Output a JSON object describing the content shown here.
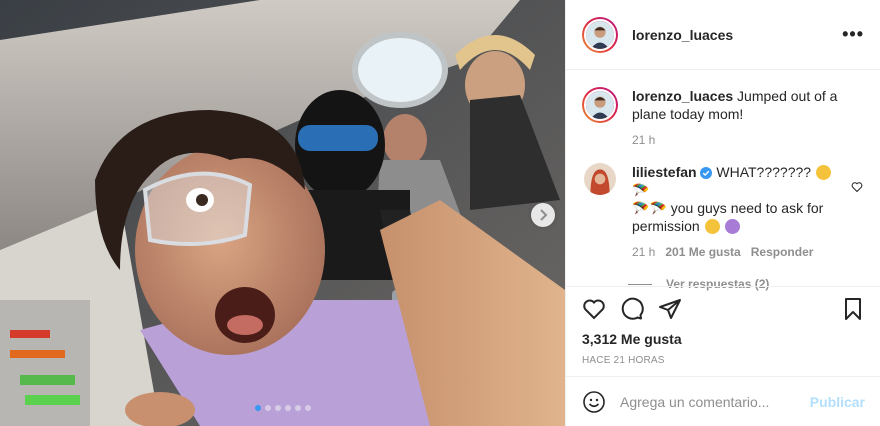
{
  "post": {
    "author": "lorenzo_luaces",
    "more_icon": "more-horizontal-icon",
    "carousel": {
      "slides": 6,
      "active_index": 0,
      "next_icon": "chevron-right-icon"
    },
    "caption": {
      "username": "lorenzo_luaces",
      "text": "Jumped out of a plane today mom!",
      "time": "21 h"
    },
    "comment": {
      "username": "liliestefan",
      "verified_icon": "verified-badge-icon",
      "text_part1": "WHAT???????",
      "text_part2": "you guys need to ask for permission",
      "time": "21 h",
      "likes": "201 Me gusta",
      "reply_label": "Responder",
      "view_replies": "Ver respuestas (2)",
      "like_icon": "heart-icon"
    },
    "actions": {
      "icons": [
        "heart-icon",
        "comment-icon",
        "share-icon",
        "bookmark-icon"
      ],
      "likes": "3,312 Me gusta",
      "posted": "HACE 21 HORAS"
    },
    "add_comment": {
      "emoji_icon": "emoji-icon",
      "placeholder": "Agrega un comentario...",
      "publish": "Publicar"
    },
    "colors": {
      "link_disabled": "#b2dffc",
      "accent": "#3897f0",
      "text": "#262626",
      "muted": "#8e8e8e"
    }
  }
}
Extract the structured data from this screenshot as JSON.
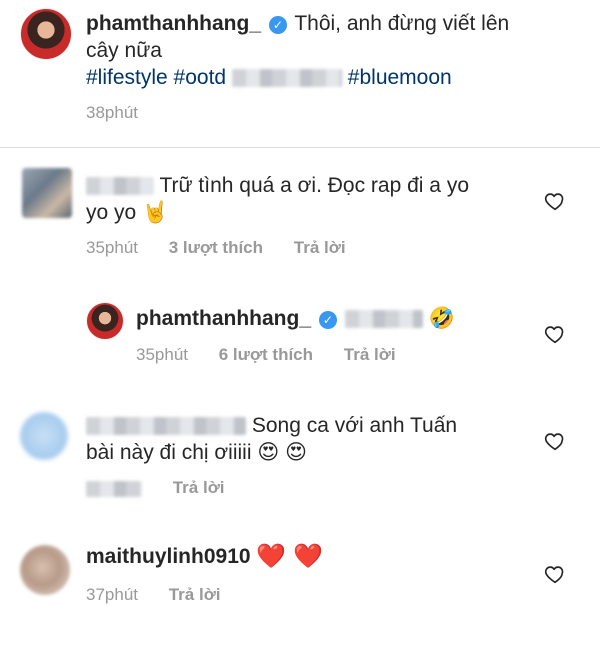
{
  "post": {
    "username": "phamthanhhang_",
    "caption_line1": "Thôi, anh đừng viết lên",
    "caption_line2": "cây nữa",
    "tag1": "#lifestyle",
    "tag2": "#ootd",
    "tag3": "#bluemoon",
    "time": "38phút"
  },
  "comments": [
    {
      "text_line1": "Trữ tình quá a ơi. Đọc rap đi a yo",
      "text_line2": "yo yo",
      "emoji": "🤘",
      "time": "35phút",
      "likes": "3 lượt thích",
      "reply": "Trả lời"
    },
    {
      "username": "phamthanhhang_",
      "emoji": "🤣",
      "time": "35phút",
      "likes": "6 lượt thích",
      "reply": "Trả lời"
    },
    {
      "text_line1": "Song ca với anh Tuấn",
      "text_line2": "bài này đi chị ơiiiii",
      "emoji": "😍 😍",
      "reply": "Trả lời"
    },
    {
      "username": "maithuylinh0910",
      "emoji": "❤️ ❤️",
      "time": "37phút",
      "reply": "Trả lời"
    }
  ],
  "icons": {
    "verified": "verified-badge-icon",
    "like": "heart-outline-icon"
  }
}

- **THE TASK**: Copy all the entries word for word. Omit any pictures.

- **TASK RESULT**:
Output a JSON object describing the content shown here.
{
  "post": {
    "author": "lorenzo_luaces",
    "more_icon": "more-horizontal-icon",
    "carousel": {
      "slides": 6,
      "active_index": 0,
      "next_icon": "chevron-right-icon"
    },
    "caption": {
      "username": "lorenzo_luaces",
      "text": "Jumped out of a plane today mom!",
      "time": "21 h"
    },
    "comment": {
      "username": "liliestefan",
      "verified_icon": "verified-badge-icon",
      "text_part1": "WHAT???????",
      "text_part2": "you guys need to ask for permission",
      "time": "21 h",
      "likes": "201 Me gusta",
      "reply_label": "Responder",
      "view_replies": "Ver respuestas (2)",
      "like_icon": "heart-icon"
    },
    "actions": {
      "icons": [
        "heart-icon",
        "comment-icon",
        "share-icon",
        "bookmark-icon"
      ],
      "likes": "3,312 Me gusta",
      "posted": "HACE 21 HORAS"
    },
    "add_comment": {
      "emoji_icon": "emoji-icon",
      "placeholder": "Agrega un comentario...",
      "publish": "Publicar"
    },
    "colors": {
      "link_disabled": "#b2dffc",
      "accent": "#3897f0",
      "text": "#262626",
      "muted": "#8e8e8e"
    }
  }
}
Extract the structured data from this screenshot as JSON.
{
  "post": {
    "username": "phamthanhhang_",
    "caption_line1": "Thôi, anh đừng viết lên",
    "caption_line2": "cây nữa",
    "tag1": "#lifestyle",
    "tag2": "#ootd",
    "tag3": "#bluemoon",
    "time": "38phút"
  },
  "comments": [
    {
      "text_line1": "Trữ tình quá a ơi. Đọc rap đi a yo",
      "text_line2": "yo yo",
      "emoji": "🤘",
      "time": "35phút",
      "likes": "3 lượt thích",
      "reply": "Trả lời"
    },
    {
      "username": "phamthanhhang_",
      "emoji": "🤣",
      "time": "35phút",
      "likes": "6 lượt thích",
      "reply": "Trả lời"
    },
    {
      "text_line1": "Song ca với anh Tuấn",
      "text_line2": "bài này đi chị ơiiiii",
      "emoji": "😍 😍",
      "reply": "Trả lời"
    },
    {
      "username": "maithuylinh0910",
      "emoji": "❤️ ❤️",
      "time": "37phút",
      "reply": "Trả lời"
    }
  ],
  "icons": {
    "verified": "verified-badge-icon",
    "like": "heart-outline-icon"
  }
}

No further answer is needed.